XRN1 is a 5' → 3' processive exoribonuclease that degrades mRNAs after they have been decapped. It is highly conserved in all eukaryotes, including homologs in Drosophila melanogaster (Pacman), Caenorhabditis elegans (XRN1), and Saccharomyces cerevisiae (Xrn1p). As well as being a key enzyme in RNA turnover, XRN1 is involved in nonsense-mediated mRNA decay and degradation of mRNAs after they have been targeted by small interfering RNAs or microRNAs. The crystal structure of XRN1 can explain its processivity and also the selectivity of the enzyme for 5' monophosphorylated RNA. In eukaryotic cells, XRN1 is often found in particles known as processing bodies (P bodies) together with other proteins involved in the 5' → 3' degradation pathway, such as DCP2 and the helicase DHH1 (Me31B). Although XRN1 shows little specificity to particular 5' monophosphorylated RNAs in vitro, mutations in XRN1 in vivo have specific phenotypes suggesting that it specifically degrades a subset of RNAs. In Drosophila, mutations in the gene encoding the XRN1 homolog pacman result in defects in wound healing, epithelial closure and stem cell renewal in testes.
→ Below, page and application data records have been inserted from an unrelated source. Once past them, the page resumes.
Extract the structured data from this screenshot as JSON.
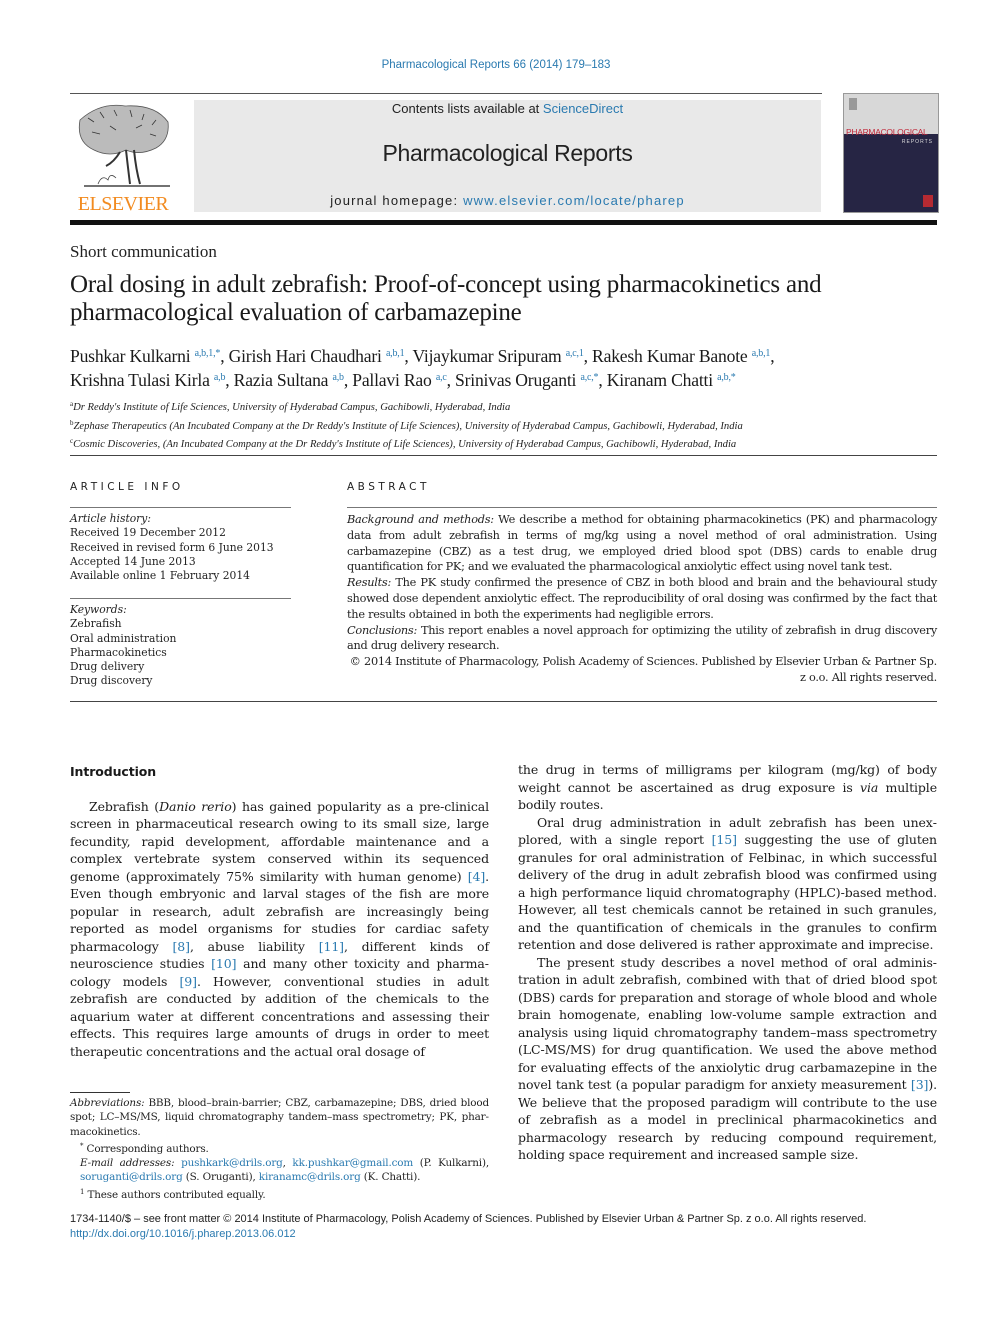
{
  "journal_ref": "Pharmacological Reports 66 (2014) 179–183",
  "masthead": {
    "contents_prefix": "Contents lists available at ",
    "contents_link": "ScienceDirect",
    "journal_title": "Pharmacological Reports",
    "homepage_prefix": "journal homepage: ",
    "homepage_link": "www.elsevier.com/locate/pharep",
    "publisher": "ELSEVIER",
    "cover_title": "PHARMACOLOGICAL",
    "cover_subtitle": "REPORTS",
    "publisher_color": "#f28b20",
    "link_color": "#2a7ab0"
  },
  "article_type": "Short communication",
  "title": "Oral dosing in adult zebrafish: Proof-of-concept using pharmacokinetics and pharmacological evaluation of carbamazepine",
  "authors": [
    {
      "name": "Pushkar Kulkarni",
      "sup": "a,b,1,*",
      "sep": ", "
    },
    {
      "name": "Girish Hari Chaudhari",
      "sup": "a,b,1",
      "sep": ", "
    },
    {
      "name": "Vijaykumar Sripuram",
      "sup": "a,c,1",
      "sep": ", "
    },
    {
      "name": "Rakesh Kumar Banote",
      "sup": "a,b,1",
      "sep": ", "
    },
    {
      "name": "Krishna Tulasi Kirla",
      "sup": "a,b",
      "sep": ", "
    },
    {
      "name": "Razia Sultana",
      "sup": "a,b",
      "sep": ", "
    },
    {
      "name": "Pallavi Rao",
      "sup": "a,c",
      "sep": ", "
    },
    {
      "name": "Srinivas Oruganti",
      "sup": "a,c,*",
      "sep": ", "
    },
    {
      "name": "Kiranam Chatti",
      "sup": "a,b,*",
      "sep": ""
    }
  ],
  "affiliations": [
    {
      "key": "a",
      "text": "Dr Reddy's Institute of Life Sciences, University of Hyderabad Campus, Gachibowli, Hyderabad, India"
    },
    {
      "key": "b",
      "text": "Zephase Therapeutics (An Incubated Company at the Dr Reddy's Institute of Life Sciences), University of Hyderabad Campus, Gachibowli, Hyderabad, India"
    },
    {
      "key": "c",
      "text": "Cosmic Discoveries, (An Incubated Company at the Dr Reddy's Institute of Life Sciences), University of Hyderabad Campus, Gachibowli, Hyderabad, India"
    }
  ],
  "article_info": {
    "heading": "ARTICLE INFO",
    "history_label": "Article history:",
    "history": [
      "Received 19 December 2012",
      "Received in revised form 6 June 2013",
      "Accepted 14 June 2013",
      "Available online 1 February 2014"
    ],
    "keywords_label": "Keywords:",
    "keywords": [
      "Zebrafish",
      "Oral administration",
      "Pharmacokinetics",
      "Drug delivery",
      "Drug discovery"
    ]
  },
  "abstract": {
    "heading": "ABSTRACT",
    "background_label": "Background and methods:",
    "background": " We describe a method for obtaining pharmacokinetics (PK) and pharmacology data from adult zebrafish in terms of mg/kg using a novel method of oral administration. Using carbamazepine (CBZ) as a test drug, we employed dried blood spot (DBS) cards to enable drug quantification for PK; and we evaluated the pharmacological anxiolytic effect using novel tank test.",
    "results_label": "Results:",
    "results": " The PK study confirmed the presence of CBZ in both blood and brain and the behavioural study showed dose dependent anxiolytic effect. The reproducibility of oral dosing was confirmed by the fact that the results obtained in both the experiments had negligible errors.",
    "conclusions_label": "Conclusions:",
    "conclusions": " This report enables a novel approach for optimizing the utility of zebrafish in drug discovery and drug delivery research.",
    "copyright_line1": "© 2014 Institute of Pharmacology, Polish Academy of Sciences. Published by Elsevier Urban & Partner Sp.",
    "copyright_line2": "z o.o. All rights reserved."
  },
  "introduction": {
    "heading": "Introduction",
    "p1": {
      "t1": "Zebrafish (",
      "species": "Danio rerio",
      "t2": ") has gained popularity as a pre-clinical screen in pharmaceutical research owing to its small size, large fecundity, rapid development, affordable maintenance and a complex vertebrate system conserved within its sequenced genome (approximately 75% similarity with human genome) ",
      "r4": "[4]",
      "t3": ". Even though embryonic and larval stages of the fish are more popular in research, adult zebrafish are increasingly being reported as model organisms for studies for cardiac safety pharmacology ",
      "r8": "[8]",
      "t4": ", abuse liability ",
      "r11": "[11]",
      "t5": ", different kinds of neuroscience studies ",
      "r10": "[10]",
      "t6": " and many other toxicity and pharma­cology models ",
      "r9": "[9]",
      "t7": ". However, conventional studies in adult zebrafish are conducted by addition of the chemicals to the aquarium water at different concentrations and assessing their effects. This requires large amounts of drugs in order to meet therapeutic concentrations and the actual oral dosage of"
    },
    "p1_cont": {
      "t1": "the drug in terms of milligrams per kilogram (mg/kg) of body weight cannot be ascertained as drug exposure is ",
      "via": "via",
      "t2": " multiple bodily routes."
    },
    "p2": {
      "t1": "Oral drug administration in adult zebrafish has been unex­plored, with a single report ",
      "r15": "[15]",
      "t2": " suggesting the use of gluten granules for oral administration of Felbinac, in which successful delivery of the drug in adult zebrafish blood was confirmed using a high performance liquid chromatography (HPLC)-based method. However, all test chemicals cannot be retained in such granules, and the quantification of chemicals in the granules to confirm retention and dose delivered is rather approximate and imprecise."
    },
    "p3": {
      "t1": "The present study describes a novel method of oral adminis­tration in adult zebrafish, combined with that of dried blood spot (DBS) cards for preparation and storage of whole blood and whole brain homogenate, enabling low-volume sample extraction and analysis using liquid chromatography tandem–mass spectrometry (LC-MS/MS) for drug quantification. We used the above method for evaluating effects of the anxiolytic drug carbamazepine in the novel tank test (a popular paradigm for anxiety measurement ",
      "r3": "[3]",
      "t2": "). We believe that the proposed paradigm will contribute to the use of zebrafish as a model in preclinical pharmacokinetics and pharmacology research by reducing compound requirement, holding space requirement and increased sample size."
    }
  },
  "footnotes": {
    "abbr_label": "Abbreviations:",
    "abbr_text": " BBB, blood–brain-barrier; CBZ, carbamazepine; DBS, dried blood spot; LC–MS/MS, liquid chromatography tandem–mass spectrometry; PK, phar­macokinetics.",
    "corr_mark": "*",
    "corr_text": " Corresponding authors.",
    "email_label": "E-mail addresses:",
    "emails": [
      {
        "addr": "pushkark@drils.org",
        "after": ", "
      },
      {
        "addr": "kk.pushkar@gmail.com",
        "after": " (P. Kulkarni), "
      },
      {
        "addr": "soruganti@drils.org",
        "after": " (S. Oruganti), "
      },
      {
        "addr": "kiranamc@drils.org",
        "after": " (K. Chatti)."
      }
    ],
    "equal_mark": "1",
    "equal_text": " These authors contributed equally."
  },
  "bottom": {
    "issn_line": "1734-1140/$ – see front matter © 2014 Institute of Pharmacology, Polish Academy of Sciences. Published by Elsevier Urban & Partner Sp. z o.o. All rights reserved.",
    "doi": "http://dx.doi.org/10.1016/j.pharep.2013.06.012"
  }
}
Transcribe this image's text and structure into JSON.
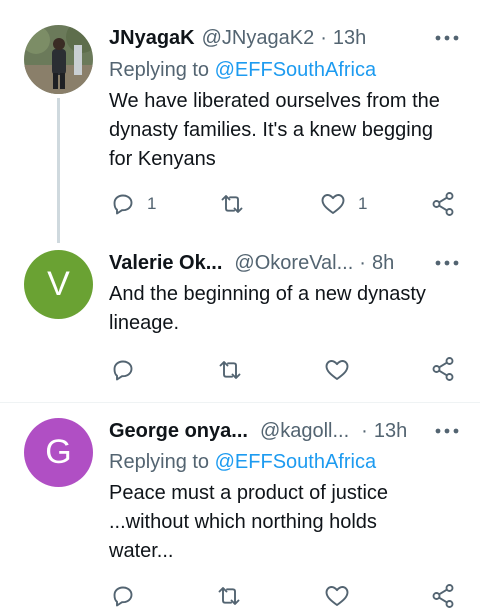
{
  "tweets": [
    {
      "name": "JNyagaK",
      "handle": "@JNyagaK2",
      "time": "13h",
      "replying_label": "Replying to",
      "replying_to": "@EFFSouthAfrica",
      "lines": [
        "We have liberated ourselves from the",
        "dynasty families. It's a knew begging",
        "for Kenyans"
      ],
      "reply_count": "1",
      "like_count": "1"
    },
    {
      "name": "Valerie Ok...",
      "handle": "@OkoreVal...",
      "time": "8h",
      "avatar_letter": "V",
      "avatar_color": "#6aa233",
      "lines": [
        "And the beginning of a new dynasty",
        "lineage."
      ]
    },
    {
      "name": "George onya...",
      "handle": "@kagoll...",
      "time": "13h",
      "avatar_letter": "G",
      "avatar_color": "#b04fc4",
      "replying_label": "Replying to",
      "replying_to": "@EFFSouthAfrica",
      "lines": [
        "Peace must a product of justice",
        "...without which northing holds",
        "water..."
      ]
    }
  ],
  "icons": [
    "reply-icon",
    "retweet-icon",
    "like-icon",
    "share-icon",
    "more-icon"
  ],
  "colors": {
    "link": "#1d9bf0",
    "secondary": "#536471",
    "text": "#0f1419"
  }
}
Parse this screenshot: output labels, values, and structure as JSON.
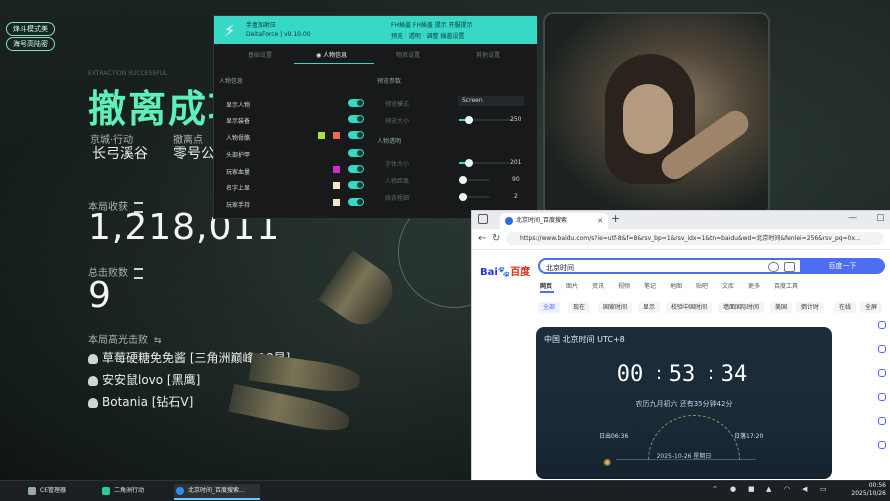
{
  "game": {
    "mode_tags": [
      "烽斗模式美",
      "海号高陆密"
    ],
    "status_faint": "EXTRACTION SUCCESSFUL",
    "status_title": "撤离成功",
    "map_label": "京城·行动",
    "map_value": "长弓溪谷",
    "point_label": "撤离点",
    "point_value": "零号公",
    "income_label": "本局收获",
    "income_value": "1,218,011",
    "total_label": "总击败数",
    "total_value": "9",
    "teammates_label": "本局高光击败",
    "teammates": [
      "草莓硬糖免免酱 [三角洲巅峰 18星]",
      "安安鼠lovo [黑鹰]",
      "Botania [钻石V]"
    ]
  },
  "overlay": {
    "header_left_1": "手盒加射压",
    "header_left_2": "DeltaForce | v9.10.00",
    "header_right_1": "FH插盖 FH插盖 提示 开服提示",
    "header_right_2": "预览 · 透明 · 调整 插盖设置",
    "tabs": [
      "基础设置",
      "人物信息",
      "物资设置",
      "其他设置"
    ],
    "active_tab": 1,
    "sec_people": "人物信息",
    "sec_preview": "预览参数",
    "sec_alpha": "人物透明",
    "rows": [
      {
        "label": "显示人物"
      },
      {
        "label": "显示装备"
      },
      {
        "label": "人物骨骼"
      },
      {
        "label": "头部护甲"
      },
      {
        "label": "玩家血量"
      },
      {
        "label": "名字上显"
      },
      {
        "label": "玩家手持"
      }
    ],
    "preview_rows": [
      {
        "label": "预览模式",
        "value": "Screen"
      },
      {
        "label": "预览大小",
        "value": "250"
      }
    ],
    "alpha_rows": [
      {
        "label": "字体大小",
        "value": "201"
      },
      {
        "label": "人物距离",
        "value": "90"
      },
      {
        "label": "线条粗细",
        "value": "2"
      }
    ],
    "accent": "#37d8c6"
  },
  "browser": {
    "tab_title": "北京时间_百度搜索",
    "url": "https://www.baidu.com/s?ie=utf-8&f=8&rsv_bp=1&rsv_idx=1&tn=baidu&wd=北京时间&fenlei=256&rsv_pq=0x...",
    "logo_text": "Bai",
    "logo_text_2": "百度",
    "search_value": "北京时间",
    "search_button": "百度一下",
    "nav": [
      "网页",
      "图片",
      "资讯",
      "视频",
      "笔记",
      "地图",
      "贴吧",
      "文库",
      "更多",
      "百度工具"
    ],
    "chips": [
      "全部",
      "现在",
      "国家时间",
      "显示",
      "校验中国时间",
      "墙面国际时间",
      "美国",
      "倒计时",
      "在线",
      "全屏"
    ],
    "clock_title": "中国 北京时间 UTC+8",
    "hours": "00",
    "minutes": "53",
    "seconds": "34",
    "date_line": "农历九月初六 还有35分钟42分",
    "sunrise": "日出06:36",
    "sunset": "日落17:20",
    "day_line": "2025-10-26 星期日"
  },
  "taskbar": {
    "items": [
      "CE管理器",
      "二角洲行动",
      "北京时间_百度搜索..."
    ],
    "time": "00:56",
    "date": "2025/10/26"
  }
}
We propose a model where specific mRNAs are targeted to XRN1 via specific binding of miRNAs and/or RNA-binding proteins to instability elements within the RNA. These guide the RNA to the 5' core degradation apparatus for controlled degradation.
Copyright © 2012 John Wiley & Sons, Ltd.